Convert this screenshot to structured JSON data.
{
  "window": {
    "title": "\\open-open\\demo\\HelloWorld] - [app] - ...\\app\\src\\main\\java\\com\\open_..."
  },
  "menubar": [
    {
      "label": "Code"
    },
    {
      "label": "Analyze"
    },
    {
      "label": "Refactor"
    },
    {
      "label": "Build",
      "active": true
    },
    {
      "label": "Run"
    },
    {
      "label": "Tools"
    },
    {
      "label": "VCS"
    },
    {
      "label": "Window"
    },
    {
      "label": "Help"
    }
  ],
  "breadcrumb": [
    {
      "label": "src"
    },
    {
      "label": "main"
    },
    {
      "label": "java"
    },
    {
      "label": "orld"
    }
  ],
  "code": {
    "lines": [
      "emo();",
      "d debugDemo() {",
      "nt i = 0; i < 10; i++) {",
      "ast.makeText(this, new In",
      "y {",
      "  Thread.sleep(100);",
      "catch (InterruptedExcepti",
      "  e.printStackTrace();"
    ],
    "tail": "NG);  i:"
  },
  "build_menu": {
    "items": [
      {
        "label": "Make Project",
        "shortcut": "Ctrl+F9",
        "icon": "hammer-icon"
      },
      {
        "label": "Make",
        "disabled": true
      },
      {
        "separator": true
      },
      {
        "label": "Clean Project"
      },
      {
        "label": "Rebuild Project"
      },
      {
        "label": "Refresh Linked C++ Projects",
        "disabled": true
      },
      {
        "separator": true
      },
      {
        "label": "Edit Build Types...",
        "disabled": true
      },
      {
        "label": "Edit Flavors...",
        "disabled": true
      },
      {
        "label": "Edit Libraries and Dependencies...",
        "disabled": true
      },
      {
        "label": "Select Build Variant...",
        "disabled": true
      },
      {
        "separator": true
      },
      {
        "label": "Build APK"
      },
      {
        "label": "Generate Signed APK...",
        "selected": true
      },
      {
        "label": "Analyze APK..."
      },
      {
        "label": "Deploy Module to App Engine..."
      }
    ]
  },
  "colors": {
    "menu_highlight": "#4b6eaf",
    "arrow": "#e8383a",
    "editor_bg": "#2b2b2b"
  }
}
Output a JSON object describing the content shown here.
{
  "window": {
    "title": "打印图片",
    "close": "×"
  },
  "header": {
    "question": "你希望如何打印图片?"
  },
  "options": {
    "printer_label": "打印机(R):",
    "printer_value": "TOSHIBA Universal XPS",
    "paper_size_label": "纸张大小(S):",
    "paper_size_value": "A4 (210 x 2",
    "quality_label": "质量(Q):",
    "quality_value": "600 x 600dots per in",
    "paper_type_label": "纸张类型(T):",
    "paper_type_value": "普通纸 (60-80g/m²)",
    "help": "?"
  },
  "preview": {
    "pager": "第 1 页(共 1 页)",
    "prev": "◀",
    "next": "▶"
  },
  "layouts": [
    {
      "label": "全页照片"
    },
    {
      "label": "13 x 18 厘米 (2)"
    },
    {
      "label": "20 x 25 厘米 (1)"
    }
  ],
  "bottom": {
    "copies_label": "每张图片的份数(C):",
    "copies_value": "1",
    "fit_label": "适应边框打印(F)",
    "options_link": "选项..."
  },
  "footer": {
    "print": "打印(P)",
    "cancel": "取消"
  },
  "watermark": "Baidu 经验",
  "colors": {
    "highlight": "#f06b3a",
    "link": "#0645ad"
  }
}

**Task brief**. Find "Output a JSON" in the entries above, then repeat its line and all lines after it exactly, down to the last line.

**Answer box**.
Output a JSON object describing the content shown here.
{
  "window": {
    "title": "打印图片",
    "close": "×"
  },
  "header": {
    "question": "你希望如何打印图片?"
  },
  "options": {
    "printer_label": "打印机(R):",
    "printer_value": "TOSHIBA Universal XPS",
    "paper_size_label": "纸张大小(S):",
    "paper_size_value": "A4 (210 x 2",
    "quality_label": "质量(Q):",
    "quality_value": "600 x 600dots per in",
    "paper_type_label": "纸张类型(T):",
    "paper_type_value": "普通纸 (60-80g/m²)",
    "help": "?"
  },
  "preview": {
    "pager": "第 1 页(共 1 页)",
    "prev": "◀",
    "next": "▶"
  },
  "layouts": [
    {
      "label": "全页照片"
    },
    {
      "label": "13 x 18 厘米 (2)"
    },
    {
      "label": "20 x 25 厘米 (1)"
    }
  ],
  "bottom": {
    "copies_label": "每张图片的份数(C):",
    "copies_value": "1",
    "fit_label": "适应边框打印(F)",
    "options_link": "选项..."
  },
  "footer": {
    "print": "打印(P)",
    "cancel": "取消"
  },
  "watermark": "Baidu 经验",
  "colors": {
    "highlight": "#f06b3a",
    "link": "#0645ad"
  }
}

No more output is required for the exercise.